#### Your instructions:
Exact copies of all the records below should be returned.

(Data entries)

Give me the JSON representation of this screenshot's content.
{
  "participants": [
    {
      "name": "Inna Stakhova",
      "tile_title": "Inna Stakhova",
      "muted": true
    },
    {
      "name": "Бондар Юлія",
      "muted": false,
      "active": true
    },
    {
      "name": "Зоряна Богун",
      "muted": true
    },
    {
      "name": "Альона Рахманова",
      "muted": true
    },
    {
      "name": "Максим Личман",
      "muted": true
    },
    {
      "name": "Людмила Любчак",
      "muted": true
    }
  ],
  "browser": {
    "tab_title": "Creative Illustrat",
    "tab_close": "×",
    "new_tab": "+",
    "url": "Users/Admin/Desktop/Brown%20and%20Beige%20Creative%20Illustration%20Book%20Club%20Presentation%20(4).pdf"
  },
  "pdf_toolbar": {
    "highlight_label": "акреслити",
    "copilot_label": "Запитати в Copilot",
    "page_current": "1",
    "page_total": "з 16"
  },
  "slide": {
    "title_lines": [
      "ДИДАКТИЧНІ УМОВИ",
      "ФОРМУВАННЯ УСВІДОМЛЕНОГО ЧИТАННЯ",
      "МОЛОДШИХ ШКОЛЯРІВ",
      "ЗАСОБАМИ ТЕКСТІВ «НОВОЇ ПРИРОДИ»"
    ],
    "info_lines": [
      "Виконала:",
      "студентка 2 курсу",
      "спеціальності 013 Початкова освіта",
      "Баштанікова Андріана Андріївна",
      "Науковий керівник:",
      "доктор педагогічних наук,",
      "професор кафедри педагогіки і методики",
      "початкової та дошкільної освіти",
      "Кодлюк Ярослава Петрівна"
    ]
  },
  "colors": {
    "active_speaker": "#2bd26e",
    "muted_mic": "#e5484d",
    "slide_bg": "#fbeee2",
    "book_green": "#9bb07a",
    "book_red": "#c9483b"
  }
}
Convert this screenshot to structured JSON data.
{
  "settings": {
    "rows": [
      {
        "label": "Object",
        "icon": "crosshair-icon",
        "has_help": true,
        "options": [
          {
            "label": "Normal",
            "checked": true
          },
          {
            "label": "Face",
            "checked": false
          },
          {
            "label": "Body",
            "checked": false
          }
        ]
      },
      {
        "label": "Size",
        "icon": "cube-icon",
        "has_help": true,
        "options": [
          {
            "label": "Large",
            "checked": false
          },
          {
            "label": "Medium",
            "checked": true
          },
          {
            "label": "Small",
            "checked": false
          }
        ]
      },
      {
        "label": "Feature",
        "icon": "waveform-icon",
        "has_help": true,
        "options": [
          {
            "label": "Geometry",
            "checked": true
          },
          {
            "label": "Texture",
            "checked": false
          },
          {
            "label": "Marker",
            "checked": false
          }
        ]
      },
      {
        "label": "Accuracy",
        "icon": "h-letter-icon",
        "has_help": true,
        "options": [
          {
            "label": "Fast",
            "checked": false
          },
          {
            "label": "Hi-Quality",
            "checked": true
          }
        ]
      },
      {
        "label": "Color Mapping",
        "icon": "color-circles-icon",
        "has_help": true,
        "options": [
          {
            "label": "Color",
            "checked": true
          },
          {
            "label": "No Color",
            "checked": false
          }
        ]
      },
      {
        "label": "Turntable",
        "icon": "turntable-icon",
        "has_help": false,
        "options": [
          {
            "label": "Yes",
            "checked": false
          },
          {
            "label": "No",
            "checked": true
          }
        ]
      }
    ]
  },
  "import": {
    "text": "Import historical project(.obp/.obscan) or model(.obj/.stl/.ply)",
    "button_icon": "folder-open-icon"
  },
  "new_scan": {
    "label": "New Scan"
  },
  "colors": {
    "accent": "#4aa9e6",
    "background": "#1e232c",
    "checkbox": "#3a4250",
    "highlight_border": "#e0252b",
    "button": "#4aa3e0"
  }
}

#### Response:
Give me the JSON representation of this screenshot's content.
{
  "participants": [
    {
      "name": "Inna Stakhova",
      "tile_title": "Inna Stakhova",
      "muted": true
    },
    {
      "name": "Бондар Юлія",
      "muted": false,
      "active": true
    },
    {
      "name": "Зоряна Богун",
      "muted": true
    },
    {
      "name": "Альона Рахманова",
      "muted": true
    },
    {
      "name": "Максим Личман",
      "muted": true
    },
    {
      "name": "Людмила Любчак",
      "muted": true
    }
  ],
  "browser": {
    "tab_title": "Creative Illustrat",
    "tab_close": "×",
    "new_tab": "+",
    "url": "Users/Admin/Desktop/Brown%20and%20Beige%20Creative%20Illustration%20Book%20Club%20Presentation%20(4).pdf"
  },
  "pdf_toolbar": {
    "highlight_label": "акреслити",
    "copilot_label": "Запитати в Copilot",
    "page_current": "1",
    "page_total": "з 16"
  },
  "slide": {
    "title_lines": [
      "ДИДАКТИЧНІ УМОВИ",
      "ФОРМУВАННЯ УСВІДОМЛЕНОГО ЧИТАННЯ",
      "МОЛОДШИХ ШКОЛЯРІВ",
      "ЗАСОБАМИ ТЕКСТІВ «НОВОЇ ПРИРОДИ»"
    ],
    "info_lines": [
      "Виконала:",
      "студентка 2 курсу",
      "спеціальності 013 Початкова освіта",
      "Баштанікова Андріана Андріївна",
      "Науковий керівник:",
      "доктор педагогічних наук,",
      "професор кафедри педагогіки і методики",
      "початкової та дошкільної освіти",
      "Кодлюк Ярослава Петрівна"
    ]
  },
  "colors": {
    "active_speaker": "#2bd26e",
    "muted_mic": "#e5484d",
    "slide_bg": "#fbeee2",
    "book_green": "#9bb07a",
    "book_red": "#c9483b"
  }
}
Convert this screenshot to structured JSON data.
{
  "settings": {
    "rows": [
      {
        "label": "Object",
        "icon": "crosshair-icon",
        "has_help": true,
        "options": [
          {
            "label": "Normal",
            "checked": true
          },
          {
            "label": "Face",
            "checked": false
          },
          {
            "label": "Body",
            "checked": false
          }
        ]
      },
      {
        "label": "Size",
        "icon": "cube-icon",
        "has_help": true,
        "options": [
          {
            "label": "Large",
            "checked": false
          },
          {
            "label": "Medium",
            "checked": true
          },
          {
            "label": "Small",
            "checked": false
          }
        ]
      },
      {
        "label": "Feature",
        "icon": "waveform-icon",
        "has_help": true,
        "options": [
          {
            "label": "Geometry",
            "checked": true
          },
          {
            "label": "Texture",
            "checked": false
          },
          {
            "label": "Marker",
            "checked": false
          }
        ]
      },
      {
        "label": "Accuracy",
        "icon": "h-letter-icon",
        "has_help": true,
        "options": [
          {
            "label": "Fast",
            "checked": false
          },
          {
            "label": "Hi-Quality",
            "checked": true
          }
        ]
      },
      {
        "label": "Color Mapping",
        "icon": "color-circles-icon",
        "has_help": true,
        "options": [
          {
            "label": "Color",
            "checked": true
          },
          {
            "label": "No Color",
            "checked": false
          }
        ]
      },
      {
        "label": "Turntable",
        "icon": "turntable-icon",
        "has_help": false,
        "options": [
          {
            "label": "Yes",
            "checked": false
          },
          {
            "label": "No",
            "checked": true
          }
        ]
      }
    ]
  },
  "import": {
    "text": "Import historical project(.obp/.obscan) or model(.obj/.stl/.ply)",
    "button_icon": "folder-open-icon"
  },
  "new_scan": {
    "label": "New Scan"
  },
  "colors": {
    "accent": "#4aa9e6",
    "background": "#1e232c",
    "checkbox": "#3a4250",
    "highlight_border": "#e0252b",
    "button": "#4aa3e0"
  }
}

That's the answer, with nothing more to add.